| Work instructions |
Please return all the records exactly, with nothing left out.

| Supplied material |

>>

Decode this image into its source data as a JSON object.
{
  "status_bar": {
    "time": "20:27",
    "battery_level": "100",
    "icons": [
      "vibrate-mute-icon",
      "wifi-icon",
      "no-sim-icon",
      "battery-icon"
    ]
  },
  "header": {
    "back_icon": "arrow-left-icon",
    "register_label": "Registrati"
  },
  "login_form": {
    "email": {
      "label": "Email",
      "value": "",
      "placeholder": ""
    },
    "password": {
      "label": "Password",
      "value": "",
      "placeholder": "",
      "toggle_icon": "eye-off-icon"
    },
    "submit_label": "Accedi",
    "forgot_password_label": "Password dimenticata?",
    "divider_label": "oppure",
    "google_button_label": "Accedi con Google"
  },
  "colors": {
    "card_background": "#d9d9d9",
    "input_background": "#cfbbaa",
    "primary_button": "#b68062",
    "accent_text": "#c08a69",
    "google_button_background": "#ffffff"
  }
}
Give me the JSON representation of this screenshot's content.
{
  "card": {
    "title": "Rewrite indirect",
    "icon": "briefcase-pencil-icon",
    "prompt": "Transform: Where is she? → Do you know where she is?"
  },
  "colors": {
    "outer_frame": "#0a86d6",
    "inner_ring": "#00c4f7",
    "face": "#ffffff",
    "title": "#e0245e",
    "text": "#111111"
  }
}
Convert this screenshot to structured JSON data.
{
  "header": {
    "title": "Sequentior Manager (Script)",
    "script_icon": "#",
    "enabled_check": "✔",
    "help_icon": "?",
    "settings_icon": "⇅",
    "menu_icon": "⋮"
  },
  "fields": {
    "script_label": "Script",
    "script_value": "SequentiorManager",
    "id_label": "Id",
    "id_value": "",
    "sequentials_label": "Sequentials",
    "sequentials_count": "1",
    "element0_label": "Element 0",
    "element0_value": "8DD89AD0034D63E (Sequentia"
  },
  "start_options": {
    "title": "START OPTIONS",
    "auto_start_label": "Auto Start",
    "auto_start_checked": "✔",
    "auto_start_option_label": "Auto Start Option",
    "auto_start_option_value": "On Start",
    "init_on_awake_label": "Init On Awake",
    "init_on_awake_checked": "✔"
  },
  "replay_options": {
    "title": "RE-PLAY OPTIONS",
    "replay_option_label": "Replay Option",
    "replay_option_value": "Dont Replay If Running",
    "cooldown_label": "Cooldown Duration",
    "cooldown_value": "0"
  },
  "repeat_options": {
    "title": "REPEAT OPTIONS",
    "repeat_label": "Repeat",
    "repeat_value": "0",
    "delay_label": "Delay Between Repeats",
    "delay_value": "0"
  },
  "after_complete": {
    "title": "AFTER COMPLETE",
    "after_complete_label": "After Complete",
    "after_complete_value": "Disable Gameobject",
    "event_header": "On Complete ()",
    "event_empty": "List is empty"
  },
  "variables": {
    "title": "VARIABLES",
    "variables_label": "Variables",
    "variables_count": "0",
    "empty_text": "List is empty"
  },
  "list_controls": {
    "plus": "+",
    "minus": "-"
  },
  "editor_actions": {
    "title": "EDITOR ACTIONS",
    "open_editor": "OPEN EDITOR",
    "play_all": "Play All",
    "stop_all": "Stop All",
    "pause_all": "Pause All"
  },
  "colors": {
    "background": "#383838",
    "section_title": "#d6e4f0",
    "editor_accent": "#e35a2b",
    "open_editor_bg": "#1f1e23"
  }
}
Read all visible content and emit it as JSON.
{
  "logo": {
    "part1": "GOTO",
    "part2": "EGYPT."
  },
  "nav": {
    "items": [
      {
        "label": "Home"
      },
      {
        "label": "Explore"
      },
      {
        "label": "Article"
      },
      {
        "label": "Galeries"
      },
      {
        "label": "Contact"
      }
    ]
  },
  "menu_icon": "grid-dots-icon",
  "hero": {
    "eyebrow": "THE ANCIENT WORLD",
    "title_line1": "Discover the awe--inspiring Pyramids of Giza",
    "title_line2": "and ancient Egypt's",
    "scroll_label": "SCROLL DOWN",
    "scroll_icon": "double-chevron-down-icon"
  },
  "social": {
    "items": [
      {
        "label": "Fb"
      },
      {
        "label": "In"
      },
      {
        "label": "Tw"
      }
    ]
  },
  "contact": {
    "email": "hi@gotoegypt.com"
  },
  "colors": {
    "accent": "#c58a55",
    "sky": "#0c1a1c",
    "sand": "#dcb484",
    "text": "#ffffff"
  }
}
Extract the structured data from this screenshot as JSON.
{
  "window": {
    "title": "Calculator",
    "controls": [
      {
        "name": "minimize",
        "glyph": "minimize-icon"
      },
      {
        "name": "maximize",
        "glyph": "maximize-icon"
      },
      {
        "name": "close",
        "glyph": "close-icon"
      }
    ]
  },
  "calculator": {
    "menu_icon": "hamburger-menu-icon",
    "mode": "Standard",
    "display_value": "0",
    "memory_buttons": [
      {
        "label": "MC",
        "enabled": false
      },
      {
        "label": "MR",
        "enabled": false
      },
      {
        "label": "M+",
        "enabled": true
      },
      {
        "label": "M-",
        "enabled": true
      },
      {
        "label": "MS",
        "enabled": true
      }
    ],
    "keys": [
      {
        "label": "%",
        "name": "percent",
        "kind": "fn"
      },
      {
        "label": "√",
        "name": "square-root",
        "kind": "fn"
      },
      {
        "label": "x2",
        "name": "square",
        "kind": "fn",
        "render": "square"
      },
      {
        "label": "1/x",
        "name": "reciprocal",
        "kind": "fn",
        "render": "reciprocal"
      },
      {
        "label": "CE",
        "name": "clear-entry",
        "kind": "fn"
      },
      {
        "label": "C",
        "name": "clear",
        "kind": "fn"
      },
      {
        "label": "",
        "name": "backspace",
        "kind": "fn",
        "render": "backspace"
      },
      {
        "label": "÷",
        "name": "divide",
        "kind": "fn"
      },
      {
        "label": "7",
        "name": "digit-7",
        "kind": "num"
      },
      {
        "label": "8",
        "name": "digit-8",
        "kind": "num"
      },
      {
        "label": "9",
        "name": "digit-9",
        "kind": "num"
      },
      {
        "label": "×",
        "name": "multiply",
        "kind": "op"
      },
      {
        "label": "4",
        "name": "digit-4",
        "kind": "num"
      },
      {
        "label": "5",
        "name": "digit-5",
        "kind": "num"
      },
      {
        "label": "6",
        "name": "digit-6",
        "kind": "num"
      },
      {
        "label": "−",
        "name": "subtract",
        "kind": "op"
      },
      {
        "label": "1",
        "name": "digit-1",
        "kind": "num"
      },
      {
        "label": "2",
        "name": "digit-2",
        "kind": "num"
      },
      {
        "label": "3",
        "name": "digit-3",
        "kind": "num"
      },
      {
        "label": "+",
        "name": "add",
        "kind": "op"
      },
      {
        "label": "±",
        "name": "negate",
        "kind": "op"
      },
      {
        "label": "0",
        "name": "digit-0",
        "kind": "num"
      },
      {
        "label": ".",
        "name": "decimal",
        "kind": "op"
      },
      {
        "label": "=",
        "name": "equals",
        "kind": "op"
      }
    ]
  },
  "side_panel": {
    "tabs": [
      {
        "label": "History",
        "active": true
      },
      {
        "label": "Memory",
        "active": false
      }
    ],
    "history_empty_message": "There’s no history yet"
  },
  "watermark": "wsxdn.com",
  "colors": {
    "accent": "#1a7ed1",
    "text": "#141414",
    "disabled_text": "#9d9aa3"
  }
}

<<

| Response area |
Decode this image into its source data as a JSON object.
{
  "status_bar": {
    "time": "20:27",
    "battery_level": "100",
    "icons": [
      "vibrate-mute-icon",
      "wifi-icon",
      "no-sim-icon",
      "battery-icon"
    ]
  },
  "header": {
    "back_icon": "arrow-left-icon",
    "register_label": "Registrati"
  },
  "login_form": {
    "email": {
      "label": "Email",
      "value": "",
      "placeholder": ""
    },
    "password": {
      "label": "Password",
      "value": "",
      "placeholder": "",
      "toggle_icon": "eye-off-icon"
    },
    "submit_label": "Accedi",
    "forgot_password_label": "Password dimenticata?",
    "divider_label": "oppure",
    "google_button_label": "Accedi con Google"
  },
  "colors": {
    "card_background": "#d9d9d9",
    "input_background": "#cfbbaa",
    "primary_button": "#b68062",
    "accent_text": "#c08a69",
    "google_button_background": "#ffffff"
  }
}
Give me the JSON representation of this screenshot's content.
{
  "card": {
    "title": "Rewrite indirect",
    "icon": "briefcase-pencil-icon",
    "prompt": "Transform: Where is she? → Do you know where she is?"
  },
  "colors": {
    "outer_frame": "#0a86d6",
    "inner_ring": "#00c4f7",
    "face": "#ffffff",
    "title": "#e0245e",
    "text": "#111111"
  }
}
Convert this screenshot to structured JSON data.
{
  "header": {
    "title": "Sequentior Manager (Script)",
    "script_icon": "#",
    "enabled_check": "✔",
    "help_icon": "?",
    "settings_icon": "⇅",
    "menu_icon": "⋮"
  },
  "fields": {
    "script_label": "Script",
    "script_value": "SequentiorManager",
    "id_label": "Id",
    "id_value": "",
    "sequentials_label": "Sequentials",
    "sequentials_count": "1",
    "element0_label": "Element 0",
    "element0_value": "8DD89AD0034D63E (Sequentia"
  },
  "start_options": {
    "title": "START OPTIONS",
    "auto_start_label": "Auto Start",
    "auto_start_checked": "✔",
    "auto_start_option_label": "Auto Start Option",
    "auto_start_option_value": "On Start",
    "init_on_awake_label": "Init On Awake",
    "init_on_awake_checked": "✔"
  },
  "replay_options": {
    "title": "RE-PLAY OPTIONS",
    "replay_option_label": "Replay Option",
    "replay_option_value": "Dont Replay If Running",
    "cooldown_label": "Cooldown Duration",
    "cooldown_value": "0"
  },
  "repeat_options": {
    "title": "REPEAT OPTIONS",
    "repeat_label": "Repeat",
    "repeat_value": "0",
    "delay_label": "Delay Between Repeats",
    "delay_value": "0"
  },
  "after_complete": {
    "title": "AFTER COMPLETE",
    "after_complete_label": "After Complete",
    "after_complete_value": "Disable Gameobject",
    "event_header": "On Complete ()",
    "event_empty": "List is empty"
  },
  "variables": {
    "title": "VARIABLES",
    "variables_label": "Variables",
    "variables_count": "0",
    "empty_text": "List is empty"
  },
  "list_controls": {
    "plus": "+",
    "minus": "-"
  },
  "editor_actions": {
    "title": "EDITOR ACTIONS",
    "open_editor": "OPEN EDITOR",
    "play_all": "Play All",
    "stop_all": "Stop All",
    "pause_all": "Pause All"
  },
  "colors": {
    "background": "#383838",
    "section_title": "#d6e4f0",
    "editor_accent": "#e35a2b",
    "open_editor_bg": "#1f1e23"
  }
}
Read all visible content and emit it as JSON.
{
  "logo": {
    "part1": "GOTO",
    "part2": "EGYPT."
  },
  "nav": {
    "items": [
      {
        "label": "Home"
      },
      {
        "label": "Explore"
      },
      {
        "label": "Article"
      },
      {
        "label": "Galeries"
      },
      {
        "label": "Contact"
      }
    ]
  },
  "menu_icon": "grid-dots-icon",
  "hero": {
    "eyebrow": "THE ANCIENT WORLD",
    "title_line1": "Discover the awe--inspiring Pyramids of Giza",
    "title_line2": "and ancient Egypt's",
    "scroll_label": "SCROLL DOWN",
    "scroll_icon": "double-chevron-down-icon"
  },
  "social": {
    "items": [
      {
        "label": "Fb"
      },
      {
        "label": "In"
      },
      {
        "label": "Tw"
      }
    ]
  },
  "contact": {
    "email": "hi@gotoegypt.com"
  },
  "colors": {
    "accent": "#c58a55",
    "sky": "#0c1a1c",
    "sand": "#dcb484",
    "text": "#ffffff"
  }
}
Extract the structured data from this screenshot as JSON.
{
  "window": {
    "title": "Calculator",
    "controls": [
      {
        "name": "minimize",
        "glyph": "minimize-icon"
      },
      {
        "name": "maximize",
        "glyph": "maximize-icon"
      },
      {
        "name": "close",
        "glyph": "close-icon"
      }
    ]
  },
  "calculator": {
    "menu_icon": "hamburger-menu-icon",
    "mode": "Standard",
    "display_value": "0",
    "memory_buttons": [
      {
        "label": "MC",
        "enabled": false
      },
      {
        "label": "MR",
        "enabled": false
      },
      {
        "label": "M+",
        "enabled": true
      },
      {
        "label": "M-",
        "enabled": true
      },
      {
        "label": "MS",
        "enabled": true
      }
    ],
    "keys": [
      {
        "label": "%",
        "name": "percent",
        "kind": "fn"
      },
      {
        "label": "√",
        "name": "square-root",
        "kind": "fn"
      },
      {
        "label": "x2",
        "name": "square",
        "kind": "fn",
        "render": "square"
      },
      {
        "label": "1/x",
        "name": "reciprocal",
        "kind": "fn",
        "render": "reciprocal"
      },
      {
        "label": "CE",
        "name": "clear-entry",
        "kind": "fn"
      },
      {
        "label": "C",
        "name": "clear",
        "kind": "fn"
      },
      {
        "label": "",
        "name": "backspace",
        "kind": "fn",
        "render": "backspace"
      },
      {
        "label": "÷",
        "name": "divide",
        "kind": "fn"
      },
      {
        "label": "7",
        "name": "digit-7",
        "kind": "num"
      },
      {
        "label": "8",
        "name": "digit-8",
        "kind": "num"
      },
      {
        "label": "9",
        "name": "digit-9",
        "kind": "num"
      },
      {
        "label": "×",
        "name": "multiply",
        "kind": "op"
      },
      {
        "label": "4",
        "name": "digit-4",
        "kind": "num"
      },
      {
        "label": "5",
        "name": "digit-5",
        "kind": "num"
      },
      {
        "label": "6",
        "name": "digit-6",
        "kind": "num"
      },
      {
        "label": "−",
        "name": "subtract",
        "kind": "op"
      },
      {
        "label": "1",
        "name": "digit-1",
        "kind": "num"
      },
      {
        "label": "2",
        "name": "digit-2",
        "kind": "num"
      },
      {
        "label": "3",
        "name": "digit-3",
        "kind": "num"
      },
      {
        "label": "+",
        "name": "add",
        "kind": "op"
      },
      {
        "label": "±",
        "name": "negate",
        "kind": "op"
      },
      {
        "label": "0",
        "name": "digit-0",
        "kind": "num"
      },
      {
        "label": ".",
        "name": "decimal",
        "kind": "op"
      },
      {
        "label": "=",
        "name": "equals",
        "kind": "op"
      }
    ]
  },
  "side_panel": {
    "tabs": [
      {
        "label": "History",
        "active": true
      },
      {
        "label": "Memory",
        "active": false
      }
    ],
    "history_empty_message": "There’s no history yet"
  },
  "watermark": "wsxdn.com",
  "colors": {
    "accent": "#1a7ed1",
    "text": "#141414",
    "disabled_text": "#9d9aa3"
  }
}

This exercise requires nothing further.